§ **Try it**
Whenever a line of the data below holds the string "Rango", copy that line.

[Records from a dataset]
⁂

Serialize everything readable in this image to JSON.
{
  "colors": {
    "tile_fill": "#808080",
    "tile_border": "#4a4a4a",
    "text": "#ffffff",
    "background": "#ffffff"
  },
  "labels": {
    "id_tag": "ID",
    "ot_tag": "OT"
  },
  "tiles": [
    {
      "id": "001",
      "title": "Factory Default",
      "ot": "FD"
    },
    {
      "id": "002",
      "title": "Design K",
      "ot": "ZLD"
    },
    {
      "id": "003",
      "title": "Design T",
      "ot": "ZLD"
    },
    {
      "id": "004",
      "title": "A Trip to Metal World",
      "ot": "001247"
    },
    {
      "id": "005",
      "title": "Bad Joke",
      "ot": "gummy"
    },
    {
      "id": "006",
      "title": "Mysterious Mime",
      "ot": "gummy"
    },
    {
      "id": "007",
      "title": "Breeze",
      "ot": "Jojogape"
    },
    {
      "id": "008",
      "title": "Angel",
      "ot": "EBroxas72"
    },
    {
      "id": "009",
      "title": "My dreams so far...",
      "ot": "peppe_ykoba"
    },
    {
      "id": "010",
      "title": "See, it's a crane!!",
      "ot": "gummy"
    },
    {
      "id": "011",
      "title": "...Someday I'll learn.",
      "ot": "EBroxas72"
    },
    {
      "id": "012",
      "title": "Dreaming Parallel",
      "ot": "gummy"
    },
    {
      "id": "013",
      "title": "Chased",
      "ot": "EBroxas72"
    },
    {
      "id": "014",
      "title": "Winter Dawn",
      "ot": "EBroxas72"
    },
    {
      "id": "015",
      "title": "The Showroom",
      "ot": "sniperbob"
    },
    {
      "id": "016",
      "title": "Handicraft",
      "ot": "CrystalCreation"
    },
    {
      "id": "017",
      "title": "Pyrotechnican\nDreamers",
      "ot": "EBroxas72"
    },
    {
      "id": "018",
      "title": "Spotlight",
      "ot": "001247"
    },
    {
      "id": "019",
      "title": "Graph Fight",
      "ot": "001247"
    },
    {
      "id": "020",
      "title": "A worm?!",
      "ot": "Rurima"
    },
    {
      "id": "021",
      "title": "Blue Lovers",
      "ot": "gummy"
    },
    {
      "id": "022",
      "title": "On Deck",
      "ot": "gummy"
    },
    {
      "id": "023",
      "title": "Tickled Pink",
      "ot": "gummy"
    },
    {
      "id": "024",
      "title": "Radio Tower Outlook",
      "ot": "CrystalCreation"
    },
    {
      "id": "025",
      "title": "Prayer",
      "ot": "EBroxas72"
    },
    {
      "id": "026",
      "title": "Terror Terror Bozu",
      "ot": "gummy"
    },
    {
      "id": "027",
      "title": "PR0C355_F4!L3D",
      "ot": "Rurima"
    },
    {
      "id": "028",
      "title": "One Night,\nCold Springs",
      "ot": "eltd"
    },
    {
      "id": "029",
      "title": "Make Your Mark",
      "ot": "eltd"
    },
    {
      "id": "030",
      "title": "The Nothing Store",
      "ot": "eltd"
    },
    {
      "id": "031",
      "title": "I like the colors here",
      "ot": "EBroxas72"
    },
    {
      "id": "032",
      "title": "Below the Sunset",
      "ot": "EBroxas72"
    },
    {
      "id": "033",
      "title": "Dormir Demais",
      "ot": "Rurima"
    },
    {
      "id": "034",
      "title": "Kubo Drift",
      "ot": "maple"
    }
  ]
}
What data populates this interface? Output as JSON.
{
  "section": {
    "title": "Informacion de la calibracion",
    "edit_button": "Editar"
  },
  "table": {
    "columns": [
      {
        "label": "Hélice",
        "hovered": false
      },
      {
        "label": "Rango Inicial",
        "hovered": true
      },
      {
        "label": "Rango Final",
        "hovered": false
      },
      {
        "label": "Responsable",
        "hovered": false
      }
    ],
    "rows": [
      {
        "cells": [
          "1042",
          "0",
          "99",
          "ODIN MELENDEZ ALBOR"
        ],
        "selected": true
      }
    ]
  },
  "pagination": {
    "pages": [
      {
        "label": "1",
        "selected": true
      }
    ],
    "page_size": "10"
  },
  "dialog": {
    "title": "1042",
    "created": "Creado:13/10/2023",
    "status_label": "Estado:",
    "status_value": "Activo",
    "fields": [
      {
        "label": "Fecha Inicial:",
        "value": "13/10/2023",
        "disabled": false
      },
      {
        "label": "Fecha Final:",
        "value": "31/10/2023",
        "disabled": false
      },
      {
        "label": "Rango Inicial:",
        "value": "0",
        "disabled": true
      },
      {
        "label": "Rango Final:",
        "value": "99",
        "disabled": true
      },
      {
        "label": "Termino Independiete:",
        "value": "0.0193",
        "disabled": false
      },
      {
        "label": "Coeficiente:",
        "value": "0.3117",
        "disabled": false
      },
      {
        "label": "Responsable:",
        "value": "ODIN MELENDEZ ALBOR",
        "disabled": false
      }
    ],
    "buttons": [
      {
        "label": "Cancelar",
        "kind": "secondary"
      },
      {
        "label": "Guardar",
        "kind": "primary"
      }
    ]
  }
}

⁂

§ **Exercise response**
        "label": "Rango Inicial",
        "label": "Rango Final",
        "label": "Rango Inicial:",
        "label": "Rango Final:",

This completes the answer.